Israel's exodus from Egypt is one of the central redemptive-historical events in the Scriptures, so central that it is the pattern for at least seven events in Scripture that may themselves be called “Exoduses.” This first article in a series determines the main elements of the exodus, and then considers how these are manifested in the events of the exodus of Abram in Genesis 12 and Genesis 20.
This article offers ten insights on the exodus from Egypt, including: it is an event in which God discloses his identity, it is a basis for prophetic expectation, it provides a framework within which to understand the work of Christ, and it gives us a sense of our place in God's work of redemption.
Citing some similarities between the book of Exodus and the Egyptian Tale of Sinuhe, some theologians have entertained the thought that Exodus is simply a literary work of art much along the lines of the tale of Sinuhe. The author disputes this thinking, citing both similarities and important differences between the two narratives.
This article's thesis is that Luke 17:34-35 is about the sudden coming of the kingdom. Its concentrates on this coming as an occasion when some people are irrevocably separated from others without any apparent warning. The patterns of Lot and Noah and the exodus form the background for understanding this sudden and final separation and judgment.
What was the size of Goliath and the giants we read of in Joshua? In this paper the author argues that both the six-cubits reading and the four-cubits reading of 1 Samuel 17:4 give the same basic height for Goliath. In addition, this paper will argue that both readings are saying that Goliath was about eight feet tall. It also seeks to answer related questions about the size of the exodus giants.
What is the biblical date for the exodus? This article is a critical response to an earlier article by Bryant Wood who argued for an early dating of the exodus. Hoffmeier is convinced that the 13th century date is equally based on biblical evidence. He, therefore, offers a modest critique of some aspects of Wood’s apology for the 15th century. The discussion is placed within the context of the mainstream scholarship regarding the Israelite exodus from Egypt.
This chapter introduces the book of Exodus. It takes a look at the narrative and theology of Exodus and supplies a detailed outline of the contents of the book.

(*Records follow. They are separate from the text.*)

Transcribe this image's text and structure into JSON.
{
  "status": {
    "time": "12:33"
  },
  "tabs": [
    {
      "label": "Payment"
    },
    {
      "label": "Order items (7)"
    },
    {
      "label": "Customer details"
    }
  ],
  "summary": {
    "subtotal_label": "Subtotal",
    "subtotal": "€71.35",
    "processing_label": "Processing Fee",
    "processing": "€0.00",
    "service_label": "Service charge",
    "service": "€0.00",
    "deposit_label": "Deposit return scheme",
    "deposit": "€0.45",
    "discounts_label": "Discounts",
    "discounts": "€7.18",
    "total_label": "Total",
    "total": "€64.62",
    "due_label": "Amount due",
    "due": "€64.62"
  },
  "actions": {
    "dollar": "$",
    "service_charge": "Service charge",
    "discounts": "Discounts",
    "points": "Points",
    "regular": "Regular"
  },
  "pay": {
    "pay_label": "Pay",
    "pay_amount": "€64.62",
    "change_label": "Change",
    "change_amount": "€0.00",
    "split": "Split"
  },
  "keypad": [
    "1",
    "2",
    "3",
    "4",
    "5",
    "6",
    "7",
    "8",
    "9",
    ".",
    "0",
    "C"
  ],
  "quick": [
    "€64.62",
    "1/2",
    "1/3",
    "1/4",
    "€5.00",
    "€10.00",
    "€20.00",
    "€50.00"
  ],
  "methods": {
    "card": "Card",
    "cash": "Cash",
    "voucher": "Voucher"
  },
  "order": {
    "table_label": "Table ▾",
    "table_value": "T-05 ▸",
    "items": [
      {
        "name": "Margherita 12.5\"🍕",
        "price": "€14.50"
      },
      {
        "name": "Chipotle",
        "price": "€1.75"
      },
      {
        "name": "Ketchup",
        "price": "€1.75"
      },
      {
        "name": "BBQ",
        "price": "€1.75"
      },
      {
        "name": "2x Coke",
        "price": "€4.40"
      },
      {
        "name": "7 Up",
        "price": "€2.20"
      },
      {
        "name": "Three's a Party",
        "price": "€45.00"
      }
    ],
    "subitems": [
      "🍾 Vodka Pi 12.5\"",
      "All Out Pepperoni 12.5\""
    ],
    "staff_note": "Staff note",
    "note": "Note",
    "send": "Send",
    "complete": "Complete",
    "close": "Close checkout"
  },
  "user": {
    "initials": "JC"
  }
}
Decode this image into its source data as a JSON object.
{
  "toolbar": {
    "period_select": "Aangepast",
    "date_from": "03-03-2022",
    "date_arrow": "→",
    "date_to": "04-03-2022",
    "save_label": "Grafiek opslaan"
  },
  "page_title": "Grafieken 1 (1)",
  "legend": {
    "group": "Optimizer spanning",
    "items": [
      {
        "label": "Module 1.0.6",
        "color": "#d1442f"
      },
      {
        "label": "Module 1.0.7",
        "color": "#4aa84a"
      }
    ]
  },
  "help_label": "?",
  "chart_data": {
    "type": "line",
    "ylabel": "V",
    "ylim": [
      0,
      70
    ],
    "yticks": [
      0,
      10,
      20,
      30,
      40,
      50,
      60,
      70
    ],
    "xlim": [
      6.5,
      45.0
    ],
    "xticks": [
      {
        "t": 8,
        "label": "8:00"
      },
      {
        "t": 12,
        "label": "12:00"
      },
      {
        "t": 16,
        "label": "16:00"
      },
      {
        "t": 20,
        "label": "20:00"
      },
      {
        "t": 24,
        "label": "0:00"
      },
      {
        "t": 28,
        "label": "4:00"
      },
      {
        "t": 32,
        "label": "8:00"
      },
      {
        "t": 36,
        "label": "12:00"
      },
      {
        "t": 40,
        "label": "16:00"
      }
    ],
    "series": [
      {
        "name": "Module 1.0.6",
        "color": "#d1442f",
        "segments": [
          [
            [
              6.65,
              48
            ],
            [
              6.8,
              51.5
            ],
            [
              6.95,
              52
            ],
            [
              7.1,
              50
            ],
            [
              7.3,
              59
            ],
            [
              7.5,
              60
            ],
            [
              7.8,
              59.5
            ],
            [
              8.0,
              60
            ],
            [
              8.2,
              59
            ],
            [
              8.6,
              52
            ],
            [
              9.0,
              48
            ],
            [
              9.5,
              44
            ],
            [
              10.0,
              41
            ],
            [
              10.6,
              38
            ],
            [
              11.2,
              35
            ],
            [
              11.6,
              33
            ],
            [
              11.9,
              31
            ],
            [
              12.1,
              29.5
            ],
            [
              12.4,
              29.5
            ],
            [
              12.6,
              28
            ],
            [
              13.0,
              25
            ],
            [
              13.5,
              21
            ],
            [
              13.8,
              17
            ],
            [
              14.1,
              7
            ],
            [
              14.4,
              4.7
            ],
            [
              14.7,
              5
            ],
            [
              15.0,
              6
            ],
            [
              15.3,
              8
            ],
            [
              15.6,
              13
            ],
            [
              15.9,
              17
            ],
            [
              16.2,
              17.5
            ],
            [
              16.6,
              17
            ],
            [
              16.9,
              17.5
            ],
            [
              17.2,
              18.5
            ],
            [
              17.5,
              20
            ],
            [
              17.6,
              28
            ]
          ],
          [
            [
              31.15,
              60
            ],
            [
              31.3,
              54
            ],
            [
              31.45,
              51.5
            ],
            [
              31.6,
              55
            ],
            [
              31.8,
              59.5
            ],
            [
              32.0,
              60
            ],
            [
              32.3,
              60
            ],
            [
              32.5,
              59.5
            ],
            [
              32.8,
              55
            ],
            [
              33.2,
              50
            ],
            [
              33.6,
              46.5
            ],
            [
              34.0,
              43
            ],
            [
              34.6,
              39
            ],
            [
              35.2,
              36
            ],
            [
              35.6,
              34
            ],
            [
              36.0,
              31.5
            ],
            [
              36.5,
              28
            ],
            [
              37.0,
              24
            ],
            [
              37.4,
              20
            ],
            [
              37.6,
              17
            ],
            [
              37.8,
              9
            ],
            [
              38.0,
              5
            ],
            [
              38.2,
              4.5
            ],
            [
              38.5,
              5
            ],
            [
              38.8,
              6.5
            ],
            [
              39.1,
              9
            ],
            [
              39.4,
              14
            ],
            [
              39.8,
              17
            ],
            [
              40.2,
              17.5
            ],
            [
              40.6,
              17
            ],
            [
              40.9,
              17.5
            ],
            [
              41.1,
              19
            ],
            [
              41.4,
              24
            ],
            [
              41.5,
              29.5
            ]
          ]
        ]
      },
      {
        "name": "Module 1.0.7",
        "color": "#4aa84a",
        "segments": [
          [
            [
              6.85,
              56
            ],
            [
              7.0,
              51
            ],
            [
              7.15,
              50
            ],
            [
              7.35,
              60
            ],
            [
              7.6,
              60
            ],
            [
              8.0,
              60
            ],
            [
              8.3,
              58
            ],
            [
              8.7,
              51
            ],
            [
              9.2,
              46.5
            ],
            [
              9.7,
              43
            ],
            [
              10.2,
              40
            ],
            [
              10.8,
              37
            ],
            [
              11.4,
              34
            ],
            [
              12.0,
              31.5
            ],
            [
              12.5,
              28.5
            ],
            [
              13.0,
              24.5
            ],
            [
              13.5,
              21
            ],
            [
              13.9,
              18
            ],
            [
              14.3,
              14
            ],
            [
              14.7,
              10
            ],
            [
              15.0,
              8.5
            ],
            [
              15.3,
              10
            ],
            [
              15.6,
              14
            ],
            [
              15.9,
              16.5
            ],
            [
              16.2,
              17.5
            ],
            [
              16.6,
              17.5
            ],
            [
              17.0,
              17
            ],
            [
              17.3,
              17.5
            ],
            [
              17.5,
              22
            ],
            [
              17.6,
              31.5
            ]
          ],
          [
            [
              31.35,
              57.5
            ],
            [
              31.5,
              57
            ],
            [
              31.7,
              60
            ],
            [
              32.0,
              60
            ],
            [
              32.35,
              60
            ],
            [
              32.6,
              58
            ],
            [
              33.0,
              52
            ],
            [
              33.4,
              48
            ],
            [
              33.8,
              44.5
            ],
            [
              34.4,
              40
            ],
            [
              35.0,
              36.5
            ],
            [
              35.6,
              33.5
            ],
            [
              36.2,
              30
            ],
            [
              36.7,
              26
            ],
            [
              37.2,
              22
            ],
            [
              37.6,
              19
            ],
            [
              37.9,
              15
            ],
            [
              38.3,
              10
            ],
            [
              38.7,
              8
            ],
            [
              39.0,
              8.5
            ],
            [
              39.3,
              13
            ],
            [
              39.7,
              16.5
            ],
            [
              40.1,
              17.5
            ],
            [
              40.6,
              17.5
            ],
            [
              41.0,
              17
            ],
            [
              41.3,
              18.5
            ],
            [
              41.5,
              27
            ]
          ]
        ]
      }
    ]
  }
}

This essay reflects on the theological significance of the exodus.
When did the exodus take place? There are two theories: an early date and a late date. In answering this question this article looks first at the date of the conquest and the burning of Jericho, Ai, Hazor. After examining the archaeological claim for a later date based on Palestinian artifacts, the article concludes that such a claim has no grounds.
How should the exodus of the Israelites be dated? It is an old problem in Biblical Studies. Rea discusses different solutions that have been considered in the past.
This article evaluates three models that seek to date the exodus and Israel's conquest of Canaan. It evaluates the immigration, revolt, and two-phase conquest model.